Account of Tuesday's ceremony.
Late last Monday night I scatched together a quick notice about ceremony on the 159th anniversary of the Saint Patrick's Battalion here in Mexico. Today on the day of Mexico's Independence celebrations I'll try to give a better account of the actual event.
Plaza De San Jacinto, San Ángel, Mexico City-
Just before 10am on Tuesday last Mexicans, members of the Irish community, artists and students paid solemn tribute to those volunteers who gave their live for Mexico after switching sides drom the invading US Army to the defending Mexican side in the war of 1847 which lead to the annexation of half of Mexico's National Territory.
The leader of the Saint Patrick's Battalion was Captain John Reilly, native of Clifden, Co. Galway and many others in the ranks of the battalion were also Irish. There were also many conscientious (Non-Mexican North-) American, German, French, Polish, Scottish and English volunteers. Among the names there are surnames from both of the major traditions in Ireland as it was only fourty nine years after Wolfe Tone's Rebellion. There is also one name that is Jewish and even one man called William A. Wallace!!! It's almost too romantic to believe.

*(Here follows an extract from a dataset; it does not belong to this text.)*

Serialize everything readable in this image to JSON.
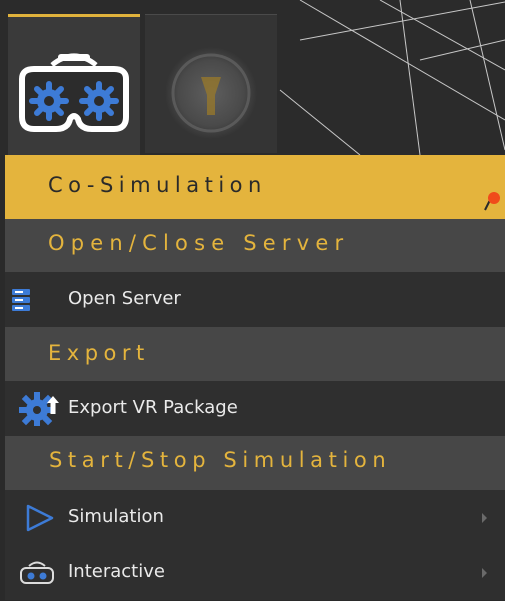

The Mexican Republic sent an Admiral from the Navy and a General from the Army, numerous policeman and a brass band, the municipal "Delegacion de Alvaro Obregon" sent a local representative who gave an almost Chavezista speech on how by nature Mexico and Ireland are two peoples who will always recognise and fight against injustice, the member of the Irish Embassy of he Republic of Ireland spoke of how other non-military exchanges between Ireland and Mexico have helped enrich ours cultures and mentioned artist Juan O'Gorman and vitner James Concannon as examples. Representing the Irish community Martin Foley read out the names of the deadmen, the tricolours of the two republics were unfurled and the brass band played their national anthems as wreathes were laid. Also present in the crowd of about 50 was the grandnephew of Spanish Second Republic's President Manuel Azaña, novelist Javier García-Galiano.
My teacher Vicente Quirate, poet and playwright, invited our whole class to the Plaza as he didn't want me to miss the event. Quirarte has written a play on the last days of Oscar Wilde and is currently writing about Bram Stoker's youth in Dublin and the influence his Sligo mother had on him with Irish fairytales. In our group were Mexicans, a Colombian, a Spaniard and myself from Cork/Donegal. We had class over breakfast in a café in the Plaza after the ceremony.
It's very good of Mexico to put the time, thought, energy and money into such a ceremony. They certainly seem more comfortable with their revolutionary heritage than the Irish State does. The main streets in the city are called Insurgentes and Reforma, with another which runs through San Ángel called, quite simply, Revolución.
It was was however strange to think that the same army and police who came to the ceremony are involved in the murderous oppression of the desires of the people of Chiapas, the teachers of Oaxaca and the farmers of Atenco, Mexico City. Even more unnerving is to imagine that one of the pistols that were biilited to the waists of the policemen might soon be shooting at those who refuse to accept the recent electoral fraud.
In 1968 these pistols killed hundreds of activists in the Plaza De Las Tres Culturas in the north of the city. In April a death squad abducted, Noel Pavel González, a student activist from my Faculty. He was found three days laters, hanged from a cross in Ajusco, south of the city, having been tortured and raped for an extended period of time. In May, Alexis Benhumea another student from UNAM was shot in the temple by a gas-cannister fired by riot police, right in front of his father in Atenco, the police refused to let ambulances take away the injured, causing his death after some time in a coma.
1968 is a shadow over 2006 and last Tuesday the deaths of Pavel and Alexis were a shadow over my presence in the ceremony.
I hope that more people will travel to Mexico for the ceremony in future. Next year is the 160th anniversary and we should all try and make it somewhat special. Please start spreading the word and making some plans.
Fiachra Ó Luain